A lot of criticism has come the way of Romney's handlers, but they seem to be doing just the right thing, that is, letting Romney be Romney. The rough edges are an advantage, not a liability. They convey the sense that Romney reaches out to his listeners, and is speaking with them, not at them. He comes across as a man who is not full of himself, but full of his audience.

Many of my conservative friends viewed Romney as a lesser evil and bemoaned the inability of the Republican Party to find a Gringrich/Santorum/Bachmann sort of standard bearer. But Romney well may be what the country needs right now. We are a country (as the former Massachusetts governor noted this morning) whose students rank in the bottom quartile of math and science achievement internationally; half of our babies born to women between 20 and 30 have unmarried parents; we have a hangover from the collapse of the Internet bubble and the housing market and have become more risk-averse. We could use a president who will help us to believe in ourselves, because he believes in us. And Romney suits the bill, better than any of us predicted.
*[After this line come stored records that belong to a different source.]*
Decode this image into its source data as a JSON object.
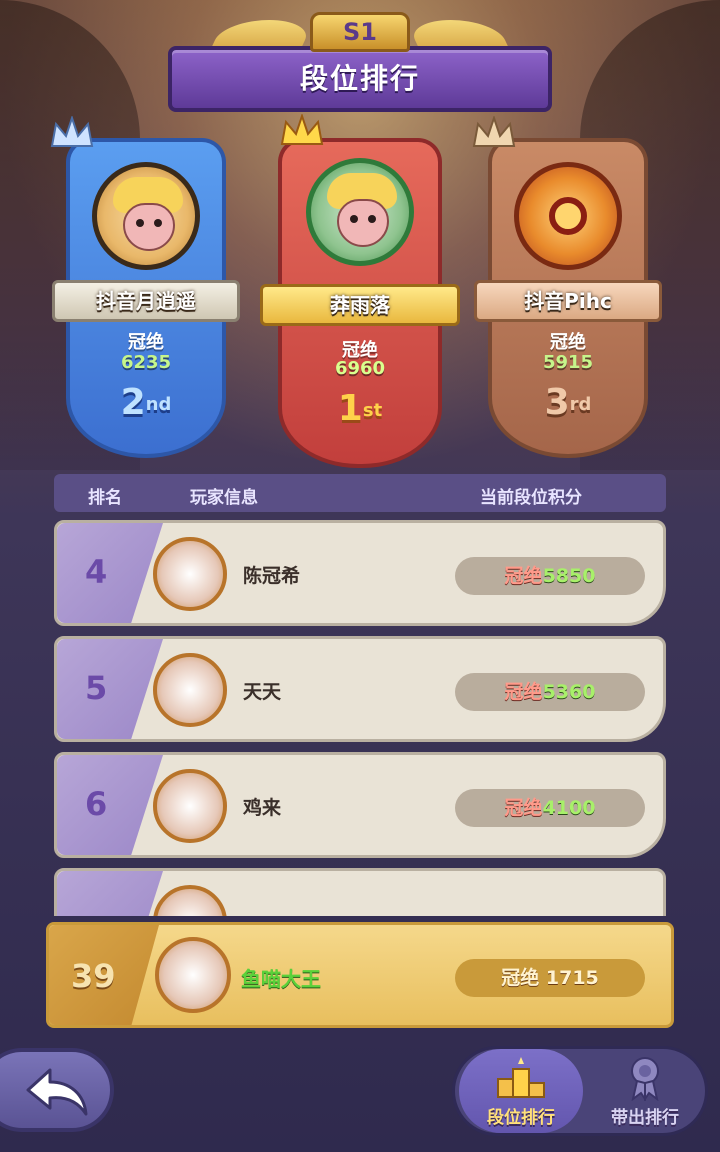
{
  "season": "S1",
  "title": "段位排行",
  "top3": [
    {
      "place_num": "2",
      "place_suffix": "nd",
      "name": "抖音月逍遥",
      "tier": "冠绝",
      "score": "6235"
    },
    {
      "place_num": "1",
      "place_suffix": "st",
      "name": "莽雨落",
      "tier": "冠绝",
      "score": "6960"
    },
    {
      "place_num": "3",
      "place_suffix": "rd",
      "name": "抖音Pihc",
      "tier": "冠绝",
      "score": "5915"
    }
  ],
  "header": {
    "rank": "排名",
    "player": "玩家信息",
    "points": "当前段位积分"
  },
  "rows": [
    {
      "rank": "4",
      "name": "陈冠希",
      "tier": "冠绝",
      "score": "5850"
    },
    {
      "rank": "5",
      "name": "天天",
      "tier": "冠绝",
      "score": "5360"
    },
    {
      "rank": "6",
      "name": "鸡来",
      "tier": "冠绝",
      "score": "4100"
    }
  ],
  "me": {
    "rank": "39",
    "name": "鱼喵大王",
    "tier": "冠绝",
    "score": "1715"
  },
  "tabs": {
    "ranking": "段位排行",
    "out": "带出排行"
  },
  "colors": {
    "gold": "#ffd24a",
    "score_green": "#a8f06a",
    "tier_red": "#ff9a8a",
    "panel_purple": "#5a4f86"
  }
}
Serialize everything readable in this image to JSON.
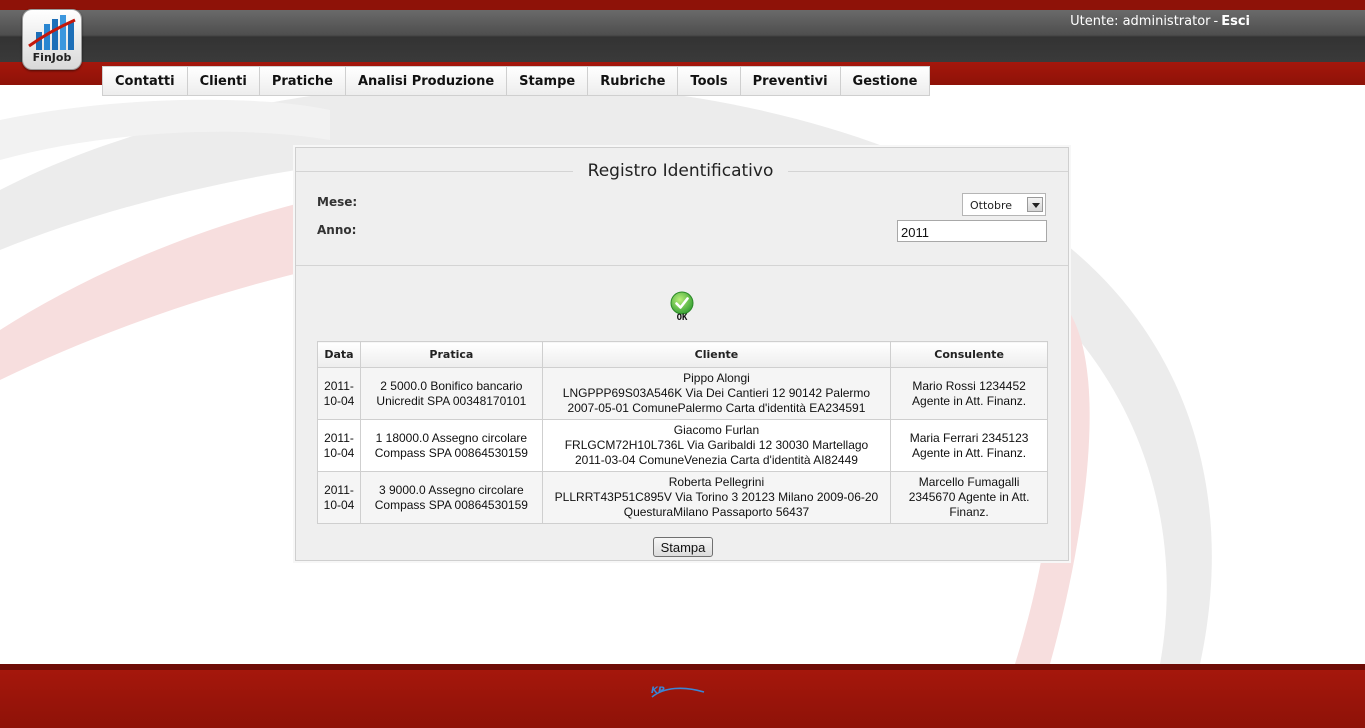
{
  "header": {
    "logo_text": "FinJob",
    "user_label": "Utente: administrator",
    "separator": "-",
    "logout_label": "Esci"
  },
  "nav": {
    "items": [
      "Contatti",
      "Clienti",
      "Pratiche",
      "Analisi Produzione",
      "Stampe",
      "Rubriche",
      "Tools",
      "Preventivi",
      "Gestione"
    ]
  },
  "panel": {
    "title": "Registro Identificativo",
    "month_label": "Mese:",
    "month_value": "Ottobre",
    "year_label": "Anno:",
    "year_value": "2011",
    "ok_label": "OK",
    "print_label": "Stampa"
  },
  "table": {
    "headers": [
      "Data",
      "Pratica",
      "Cliente",
      "Consulente"
    ],
    "rows": [
      {
        "data": [
          "2011-",
          "10-04"
        ],
        "pratica": [
          "2 5000.0 Bonifico bancario",
          "Unicredit SPA 00348170101"
        ],
        "cliente": [
          "Pippo Alongi",
          "LNGPPP69S03A546K Via Dei Cantieri 12 90142 Palermo",
          "2007-05-01 ComunePalermo Carta d'identità EA234591"
        ],
        "consulente": [
          "Mario Rossi 1234452",
          "Agente in Att. Finanz."
        ]
      },
      {
        "data": [
          "2011-",
          "10-04"
        ],
        "pratica": [
          "1 18000.0 Assegno circolare",
          "Compass SPA 00864530159"
        ],
        "cliente": [
          "Giacomo Furlan",
          "FRLGCM72H10L736L Via Garibaldi 12 30030 Martellago",
          "2011-03-04 ComuneVenezia Carta d'identità AI82449"
        ],
        "consulente": [
          "Maria Ferrari 2345123",
          "Agente in Att. Finanz."
        ]
      },
      {
        "data": [
          "2011-",
          "10-04"
        ],
        "pratica": [
          "3 9000.0 Assegno circolare",
          "Compass SPA 00864530159"
        ],
        "cliente": [
          "Roberta Pellegrini",
          "PLLRRT43P51C895V Via Torino 3 20123 Milano 2009-06-20",
          "QuesturaMilano Passaporto 56437"
        ],
        "consulente": [
          "Marcello Fumagalli",
          "2345670 Agente in Att.",
          "Finanz."
        ]
      }
    ]
  },
  "footer": {
    "logo_text": "KP"
  },
  "colors": {
    "brand_red": "#8e1208",
    "dark_band": "#4e4e4e",
    "ok_green": "#3aa336"
  }
}
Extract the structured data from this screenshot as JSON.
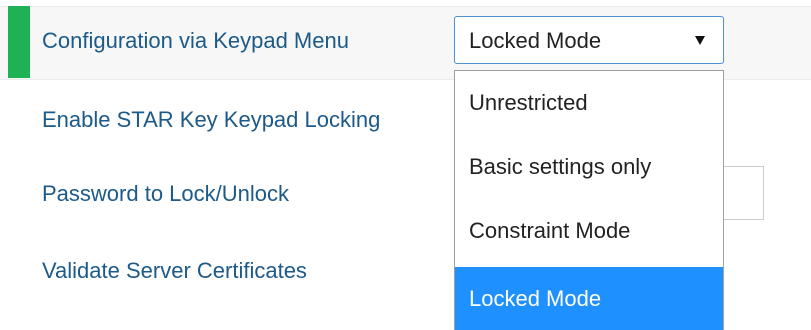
{
  "colors": {
    "accent": "#1fb255",
    "label": "#1c5a8a",
    "selected_option_bg": "#1e90ff"
  },
  "settings": {
    "rows": [
      {
        "label": "Configuration via Keypad Menu"
      },
      {
        "label": "Enable STAR Key Keypad Locking"
      },
      {
        "label": "Password to Lock/Unlock"
      },
      {
        "label": "Validate Server Certificates"
      }
    ]
  },
  "keypad_menu_select": {
    "value": "Locked Mode",
    "options": [
      {
        "label": "Unrestricted",
        "selected": false
      },
      {
        "label": "Basic settings only",
        "selected": false
      },
      {
        "label": "Constraint Mode",
        "selected": false
      },
      {
        "label": "Locked Mode",
        "selected": true
      }
    ]
  }
}
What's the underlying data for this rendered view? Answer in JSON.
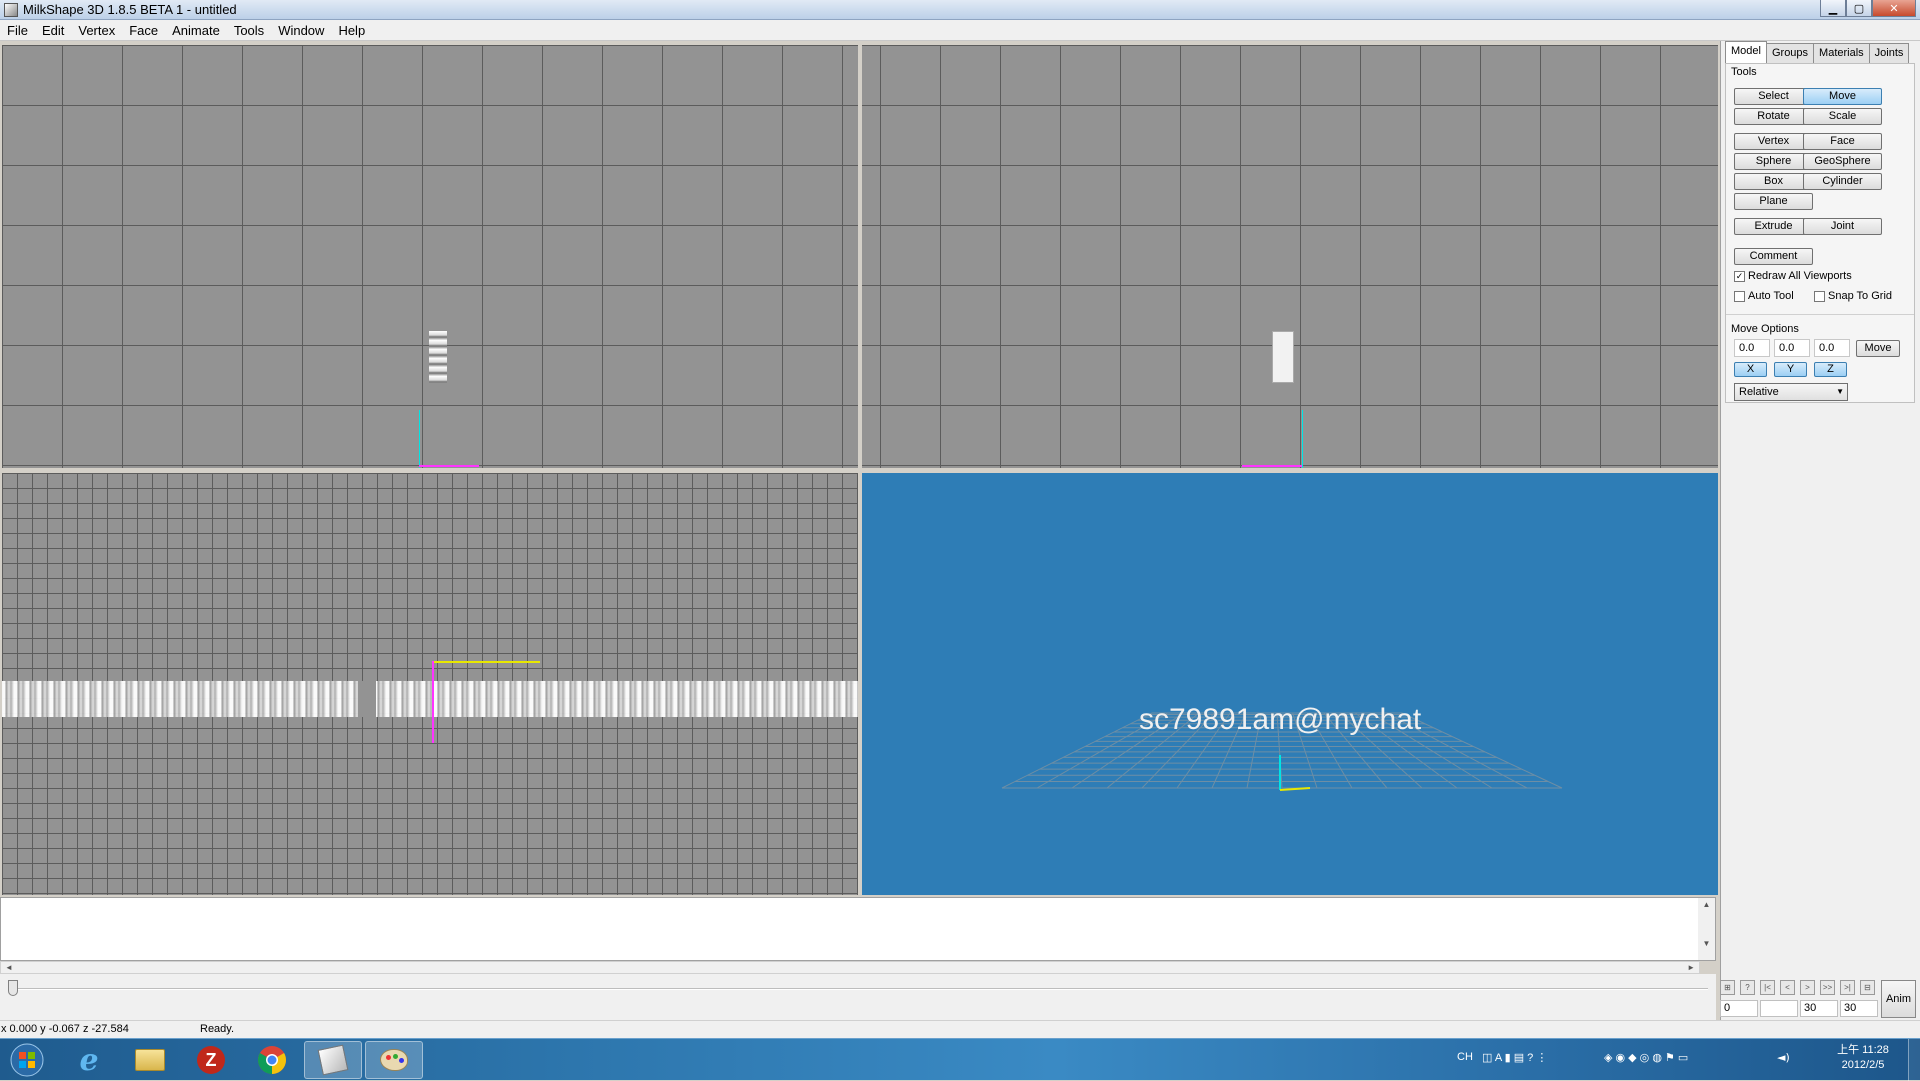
{
  "window": {
    "title": "MilkShape 3D 1.8.5 BETA 1 - untitled",
    "min": "▁",
    "max": "▢",
    "close": "✕"
  },
  "menu": [
    "File",
    "Edit",
    "Vertex",
    "Face",
    "Animate",
    "Tools",
    "Window",
    "Help"
  ],
  "viewport3d": {
    "overlay_text": "sc79891am@mychat"
  },
  "panel": {
    "tabs": [
      "Model",
      "Groups",
      "Materials",
      "Joints"
    ],
    "active_tab": "Model",
    "tools_label": "Tools",
    "buttons": {
      "select": "Select",
      "move": "Move",
      "rotate": "Rotate",
      "scale": "Scale",
      "vertex": "Vertex",
      "face": "Face",
      "sphere": "Sphere",
      "geosphere": "GeoSphere",
      "box": "Box",
      "cylinder": "Cylinder",
      "plane": "Plane",
      "extrude": "Extrude",
      "joint": "Joint",
      "comment": "Comment"
    },
    "active_tool": "Move",
    "redraw_all_viewports": {
      "label": "Redraw All Viewports",
      "checked": true,
      "mark": "✓"
    },
    "auto_tool": {
      "label": "Auto Tool",
      "checked": false
    },
    "snap_to_grid": {
      "label": "Snap To Grid",
      "checked": false
    },
    "move_options": {
      "label": "Move Options",
      "x": "0.0",
      "y": "0.0",
      "z": "0.0",
      "move_button": "Move",
      "axis_x": "X",
      "axis_y": "Y",
      "axis_z": "Z",
      "mode": "Relative"
    }
  },
  "timeline": {
    "buttons": [
      "⊞",
      "?",
      "|<",
      "<",
      ">",
      ">>",
      ">|",
      "⊟"
    ],
    "current_frame": "0",
    "blank": "",
    "start_frame": "30",
    "end_frame": "30",
    "anim_button": "Anim"
  },
  "status": {
    "coords": "x 0.000 y -0.067 z -27.584",
    "message": "Ready."
  },
  "scroll_glyphs": {
    "up": "▲",
    "down": "▼",
    "left": "◄",
    "right": "►"
  },
  "taskbar": {
    "apps": [
      "start-orb",
      "internet-explorer",
      "file-explorer",
      "filezilla",
      "chrome",
      "milkshape",
      "paint"
    ],
    "tray_lang": "CH",
    "clock_time": "上午 11:28",
    "clock_date": "2012/2/5"
  },
  "colors": {
    "viewport_bg": "#939393",
    "viewport3d_bg": "#2e7db6",
    "axis_cyan": "#00e5e5",
    "axis_magenta": "#ff33ff",
    "axis_yellow": "#e8e800"
  }
}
Obama has taught the public that the government won't fix the economy. The alternative is for the people to fix the economy. This election comes down to whether people will vote to lock in dependency -- with transfer payments running to a fifth of all personal income, dependency has a bigger constituency than ever it did in the past -- or for a chance to work their way out of the hole. Confidence is contagious, and Romney's message, in style as much as substance, will tilt the balance towards the latter, better alternative.

(Also read "At Least Romney Won't Peak Too Soon" at the Tatler.)